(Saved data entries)

----

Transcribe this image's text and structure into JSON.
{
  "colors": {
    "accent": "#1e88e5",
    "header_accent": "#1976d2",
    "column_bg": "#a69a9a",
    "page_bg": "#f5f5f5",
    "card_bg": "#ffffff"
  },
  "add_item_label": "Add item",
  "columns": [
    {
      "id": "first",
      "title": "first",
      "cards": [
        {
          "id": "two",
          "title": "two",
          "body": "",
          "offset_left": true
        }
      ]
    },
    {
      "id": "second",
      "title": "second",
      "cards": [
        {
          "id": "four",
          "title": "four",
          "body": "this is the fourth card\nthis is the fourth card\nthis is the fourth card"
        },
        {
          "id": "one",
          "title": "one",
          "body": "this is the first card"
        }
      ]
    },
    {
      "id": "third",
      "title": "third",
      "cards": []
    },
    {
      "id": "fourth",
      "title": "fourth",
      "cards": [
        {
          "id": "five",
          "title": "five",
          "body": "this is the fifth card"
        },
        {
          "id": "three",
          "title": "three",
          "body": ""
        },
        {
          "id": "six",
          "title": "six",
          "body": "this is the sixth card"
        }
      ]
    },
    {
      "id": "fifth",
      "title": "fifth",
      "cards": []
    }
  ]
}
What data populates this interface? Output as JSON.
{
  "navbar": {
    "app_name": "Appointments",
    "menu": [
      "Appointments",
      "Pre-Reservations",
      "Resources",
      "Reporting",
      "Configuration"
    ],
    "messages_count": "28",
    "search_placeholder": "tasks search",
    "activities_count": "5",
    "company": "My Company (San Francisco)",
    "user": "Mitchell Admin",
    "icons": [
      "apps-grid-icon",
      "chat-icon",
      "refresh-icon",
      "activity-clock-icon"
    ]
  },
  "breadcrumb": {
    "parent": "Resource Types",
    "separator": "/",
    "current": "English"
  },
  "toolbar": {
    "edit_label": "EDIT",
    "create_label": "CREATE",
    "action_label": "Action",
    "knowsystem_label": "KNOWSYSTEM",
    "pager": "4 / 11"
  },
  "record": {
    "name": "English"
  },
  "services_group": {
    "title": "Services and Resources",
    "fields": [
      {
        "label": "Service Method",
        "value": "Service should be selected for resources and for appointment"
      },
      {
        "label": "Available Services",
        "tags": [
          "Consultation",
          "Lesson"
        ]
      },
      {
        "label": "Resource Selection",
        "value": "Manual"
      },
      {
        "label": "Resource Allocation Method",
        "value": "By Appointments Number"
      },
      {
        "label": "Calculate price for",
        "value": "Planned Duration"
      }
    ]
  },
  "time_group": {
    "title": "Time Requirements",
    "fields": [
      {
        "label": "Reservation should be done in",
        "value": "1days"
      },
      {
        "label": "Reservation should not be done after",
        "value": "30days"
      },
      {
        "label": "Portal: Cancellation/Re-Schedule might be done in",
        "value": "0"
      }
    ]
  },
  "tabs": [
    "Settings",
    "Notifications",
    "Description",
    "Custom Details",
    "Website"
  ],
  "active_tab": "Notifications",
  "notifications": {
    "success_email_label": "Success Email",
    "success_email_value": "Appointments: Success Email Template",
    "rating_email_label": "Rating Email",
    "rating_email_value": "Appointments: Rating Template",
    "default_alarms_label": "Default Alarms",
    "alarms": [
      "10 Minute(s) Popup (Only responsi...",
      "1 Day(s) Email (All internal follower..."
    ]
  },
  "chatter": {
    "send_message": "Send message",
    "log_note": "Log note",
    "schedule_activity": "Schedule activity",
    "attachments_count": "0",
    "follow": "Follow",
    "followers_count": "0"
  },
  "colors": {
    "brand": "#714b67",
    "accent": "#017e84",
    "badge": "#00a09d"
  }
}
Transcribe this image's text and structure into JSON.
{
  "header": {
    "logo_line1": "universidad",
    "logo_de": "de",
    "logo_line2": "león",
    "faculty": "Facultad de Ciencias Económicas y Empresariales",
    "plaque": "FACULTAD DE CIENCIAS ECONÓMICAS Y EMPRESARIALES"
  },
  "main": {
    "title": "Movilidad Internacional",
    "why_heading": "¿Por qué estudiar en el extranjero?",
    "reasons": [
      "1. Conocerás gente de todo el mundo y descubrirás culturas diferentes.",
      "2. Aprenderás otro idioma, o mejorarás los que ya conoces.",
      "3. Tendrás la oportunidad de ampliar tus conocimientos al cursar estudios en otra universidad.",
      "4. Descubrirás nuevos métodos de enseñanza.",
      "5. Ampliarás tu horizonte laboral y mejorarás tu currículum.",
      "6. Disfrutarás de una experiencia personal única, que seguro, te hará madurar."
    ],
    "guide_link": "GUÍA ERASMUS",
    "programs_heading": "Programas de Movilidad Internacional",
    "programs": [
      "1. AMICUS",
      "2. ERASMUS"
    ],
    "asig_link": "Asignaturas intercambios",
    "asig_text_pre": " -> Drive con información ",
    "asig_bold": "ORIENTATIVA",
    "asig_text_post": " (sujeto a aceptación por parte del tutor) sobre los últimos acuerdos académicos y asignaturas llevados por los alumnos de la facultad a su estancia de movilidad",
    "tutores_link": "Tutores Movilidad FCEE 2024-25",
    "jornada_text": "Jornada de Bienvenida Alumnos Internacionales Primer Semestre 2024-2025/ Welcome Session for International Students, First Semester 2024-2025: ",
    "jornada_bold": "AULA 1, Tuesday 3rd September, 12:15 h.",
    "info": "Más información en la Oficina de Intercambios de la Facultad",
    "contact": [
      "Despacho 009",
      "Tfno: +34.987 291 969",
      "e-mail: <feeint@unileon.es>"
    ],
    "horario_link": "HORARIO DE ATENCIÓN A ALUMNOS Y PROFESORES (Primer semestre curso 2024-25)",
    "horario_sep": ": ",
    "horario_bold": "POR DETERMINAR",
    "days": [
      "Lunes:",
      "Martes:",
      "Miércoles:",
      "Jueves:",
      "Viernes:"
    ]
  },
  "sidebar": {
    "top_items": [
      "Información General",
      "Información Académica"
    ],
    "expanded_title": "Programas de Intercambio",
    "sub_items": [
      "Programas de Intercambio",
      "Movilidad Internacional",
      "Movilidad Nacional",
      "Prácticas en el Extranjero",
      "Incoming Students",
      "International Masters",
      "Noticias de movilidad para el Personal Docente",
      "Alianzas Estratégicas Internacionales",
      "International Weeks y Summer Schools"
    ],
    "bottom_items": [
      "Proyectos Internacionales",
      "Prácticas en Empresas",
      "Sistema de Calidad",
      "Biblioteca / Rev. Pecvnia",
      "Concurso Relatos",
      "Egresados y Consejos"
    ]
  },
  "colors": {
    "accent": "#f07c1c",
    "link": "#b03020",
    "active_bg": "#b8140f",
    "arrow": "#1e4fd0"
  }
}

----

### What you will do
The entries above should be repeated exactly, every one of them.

### Output below
Transcribe this image's text and structure into JSON.
{
  "colors": {
    "accent": "#1e88e5",
    "header_accent": "#1976d2",
    "column_bg": "#a69a9a",
    "page_bg": "#f5f5f5",
    "card_bg": "#ffffff"
  },
  "add_item_label": "Add item",
  "columns": [
    {
      "id": "first",
      "title": "first",
      "cards": [
        {
          "id": "two",
          "title": "two",
          "body": "",
          "offset_left": true
        }
      ]
    },
    {
      "id": "second",
      "title": "second",
      "cards": [
        {
          "id": "four",
          "title": "four",
          "body": "this is the fourth card\nthis is the fourth card\nthis is the fourth card"
        },
        {
          "id": "one",
          "title": "one",
          "body": "this is the first card"
        }
      ]
    },
    {
      "id": "third",
      "title": "third",
      "cards": []
    },
    {
      "id": "fourth",
      "title": "fourth",
      "cards": [
        {
          "id": "five",
          "title": "five",
          "body": "this is the fifth card"
        },
        {
          "id": "three",
          "title": "three",
          "body": ""
        },
        {
          "id": "six",
          "title": "six",
          "body": "this is the sixth card"
        }
      ]
    },
    {
      "id": "fifth",
      "title": "fifth",
      "cards": []
    }
  ]
}
What data populates this interface? Output as JSON.
{
  "navbar": {
    "app_name": "Appointments",
    "menu": [
      "Appointments",
      "Pre-Reservations",
      "Resources",
      "Reporting",
      "Configuration"
    ],
    "messages_count": "28",
    "search_placeholder": "tasks search",
    "activities_count": "5",
    "company": "My Company (San Francisco)",
    "user": "Mitchell Admin",
    "icons": [
      "apps-grid-icon",
      "chat-icon",
      "refresh-icon",
      "activity-clock-icon"
    ]
  },
  "breadcrumb": {
    "parent": "Resource Types",
    "separator": "/",
    "current": "English"
  },
  "toolbar": {
    "edit_label": "EDIT",
    "create_label": "CREATE",
    "action_label": "Action",
    "knowsystem_label": "KNOWSYSTEM",
    "pager": "4 / 11"
  },
  "record": {
    "name": "English"
  },
  "services_group": {
    "title": "Services and Resources",
    "fields": [
      {
        "label": "Service Method",
        "value": "Service should be selected for resources and for appointment"
      },
      {
        "label": "Available Services",
        "tags": [
          "Consultation",
          "Lesson"
        ]
      },
      {
        "label": "Resource Selection",
        "value": "Manual"
      },
      {
        "label": "Resource Allocation Method",
        "value": "By Appointments Number"
      },
      {
        "label": "Calculate price for",
        "value": "Planned Duration"
      }
    ]
  },
  "time_group": {
    "title": "Time Requirements",
    "fields": [
      {
        "label": "Reservation should be done in",
        "value": "1days"
      },
      {
        "label": "Reservation should not be done after",
        "value": "30days"
      },
      {
        "label": "Portal: Cancellation/Re-Schedule might be done in",
        "value": "0"
      }
    ]
  },
  "tabs": [
    "Settings",
    "Notifications",
    "Description",
    "Custom Details",
    "Website"
  ],
  "active_tab": "Notifications",
  "notifications": {
    "success_email_label": "Success Email",
    "success_email_value": "Appointments: Success Email Template",
    "rating_email_label": "Rating Email",
    "rating_email_value": "Appointments: Rating Template",
    "default_alarms_label": "Default Alarms",
    "alarms": [
      "10 Minute(s) Popup (Only responsi...",
      "1 Day(s) Email (All internal follower..."
    ]
  },
  "chatter": {
    "send_message": "Send message",
    "log_note": "Log note",
    "schedule_activity": "Schedule activity",
    "attachments_count": "0",
    "follow": "Follow",
    "followers_count": "0"
  },
  "colors": {
    "brand": "#714b67",
    "accent": "#017e84",
    "badge": "#00a09d"
  }
}
Transcribe this image's text and structure into JSON.
{
  "header": {
    "logo_line1": "universidad",
    "logo_de": "de",
    "logo_line2": "león",
    "faculty": "Facultad de Ciencias Económicas y Empresariales",
    "plaque": "FACULTAD DE CIENCIAS ECONÓMICAS Y EMPRESARIALES"
  },
  "main": {
    "title": "Movilidad Internacional",
    "why_heading": "¿Por qué estudiar en el extranjero?",
    "reasons": [
      "1. Conocerás gente de todo el mundo y descubrirás culturas diferentes.",
      "2. Aprenderás otro idioma, o mejorarás los que ya conoces.",
      "3. Tendrás la oportunidad de ampliar tus conocimientos al cursar estudios en otra universidad.",
      "4. Descubrirás nuevos métodos de enseñanza.",
      "5. Ampliarás tu horizonte laboral y mejorarás tu currículum.",
      "6. Disfrutarás de una experiencia personal única, que seguro, te hará madurar."
    ],
    "guide_link": "GUÍA ERASMUS",
    "programs_heading": "Programas de Movilidad Internacional",
    "programs": [
      "1. AMICUS",
      "2. ERASMUS"
    ],
    "asig_link": "Asignaturas intercambios",
    "asig_text_pre": " -> Drive con información ",
    "asig_bold": "ORIENTATIVA",
    "asig_text_post": " (sujeto a aceptación por parte del tutor) sobre los últimos acuerdos académicos y asignaturas llevados por los alumnos de la facultad a su estancia de movilidad",
    "tutores_link": "Tutores Movilidad FCEE 2024-25",
    "jornada_text": "Jornada de Bienvenida Alumnos Internacionales Primer Semestre 2024-2025/ Welcome Session for International Students, First Semester 2024-2025: ",
    "jornada_bold": "AULA 1, Tuesday 3rd September, 12:15 h.",
    "info": "Más información en la Oficina de Intercambios de la Facultad",
    "contact": [
      "Despacho 009",
      "Tfno: +34.987 291 969",
      "e-mail: <feeint@unileon.es>"
    ],
    "horario_link": "HORARIO DE ATENCIÓN A ALUMNOS Y PROFESORES (Primer semestre curso 2024-25)",
    "horario_sep": ": ",
    "horario_bold": "POR DETERMINAR",
    "days": [
      "Lunes:",
      "Martes:",
      "Miércoles:",
      "Jueves:",
      "Viernes:"
    ]
  },
  "sidebar": {
    "top_items": [
      "Información General",
      "Información Académica"
    ],
    "expanded_title": "Programas de Intercambio",
    "sub_items": [
      "Programas de Intercambio",
      "Movilidad Internacional",
      "Movilidad Nacional",
      "Prácticas en el Extranjero",
      "Incoming Students",
      "International Masters",
      "Noticias de movilidad para el Personal Docente",
      "Alianzas Estratégicas Internacionales",
      "International Weeks y Summer Schools"
    ],
    "bottom_items": [
      "Proyectos Internacionales",
      "Prácticas en Empresas",
      "Sistema de Calidad",
      "Biblioteca / Rev. Pecvnia",
      "Concurso Relatos",
      "Egresados y Consejos"
    ]
  },
  "colors": {
    "accent": "#f07c1c",
    "link": "#b03020",
    "active_bg": "#b8140f",
    "arrow": "#1e4fd0"
  }
}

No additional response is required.